Japan’s Toyota Motor Corp, the world’s largest automaker, looks set on completing its three-year production expansion hiatus that was brought by a renewed focus on safety and quality after the 2010 unintended acceleration issues.
The company is now ending the three-year freeze on building new assembly facilities and has now plans to build two new plants in China and the third in Mexico – to cater for the first and second largest auto markets – China and the United States. The news comes courtesy of a report from Reuters, with the news service citing four managers that have knowledge of the carmaker’s growth strategy. According to the executives, the Japanese company has already finished initial feasibility studies in both countries and now the “teams are ready to execute,” as one of them said. Jim Lentz, Toyota’s North American operation chief did acknowledge that following “a three-year hold” on investing in new plats, the company is ready to end the freeze. “It’s a different way than in the past. It’s not going to be growth for growth’s sake,” he commented in an interview during the Detroit motor show.

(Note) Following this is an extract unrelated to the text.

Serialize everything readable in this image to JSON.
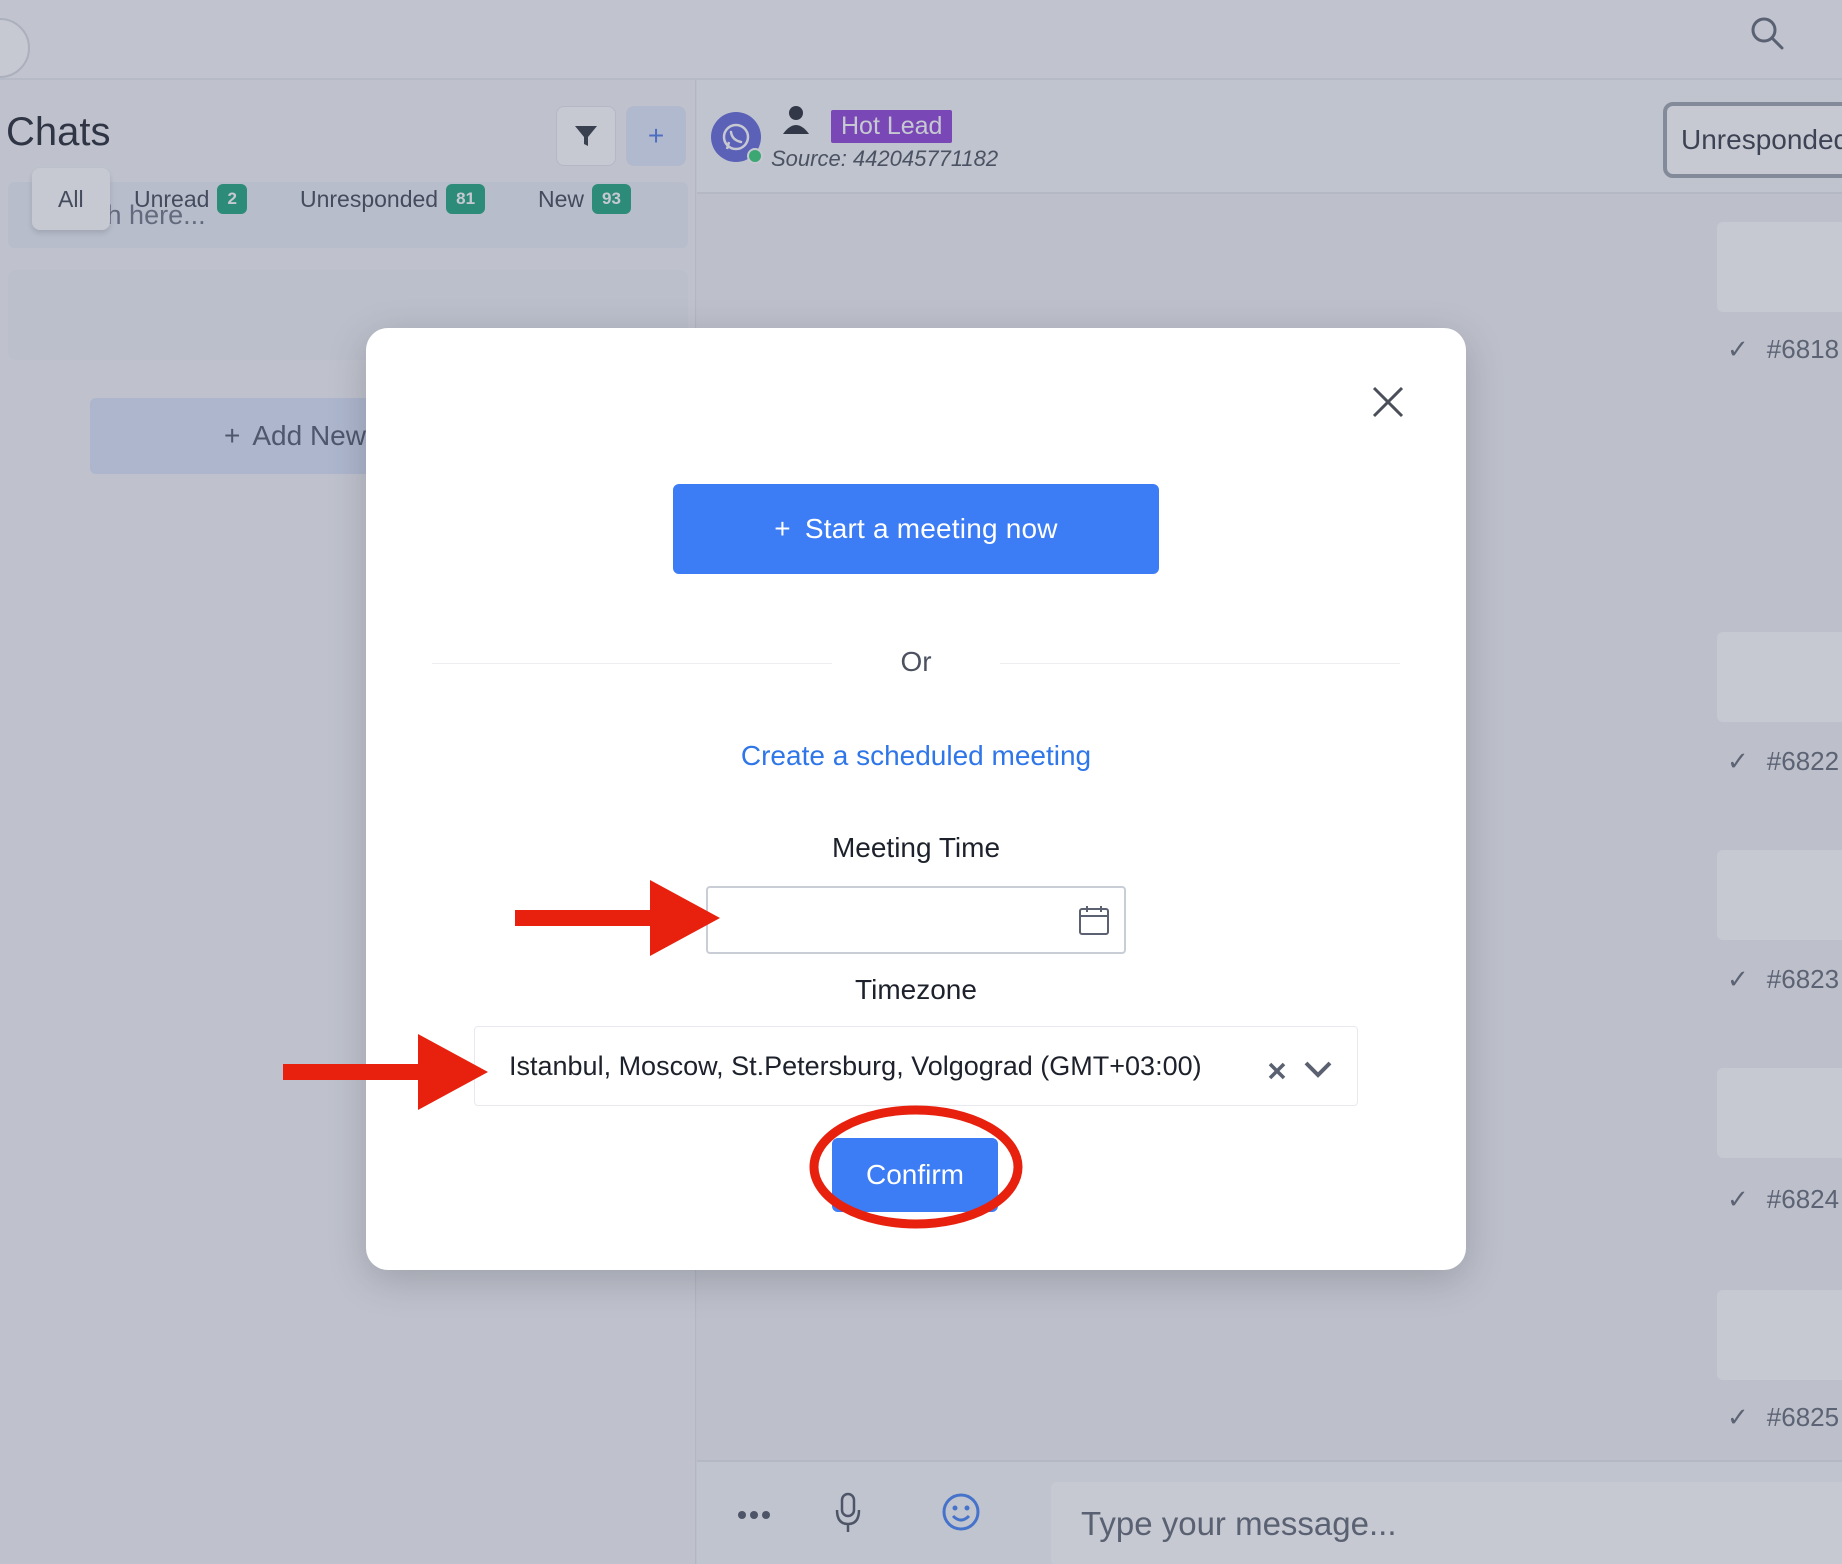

The sources, with knowledge on the matter, told Reuters that Toyota’s Chinese unit is now focusing on the plans to construct the two new assembly facilities – one in the northeastern city of Changchun and the other in the southern city of Guangzhou, where Toyota already has installed car production facilities. As for Mexico, the company is evaluating the central state of Guanajuato for a passenger car factory.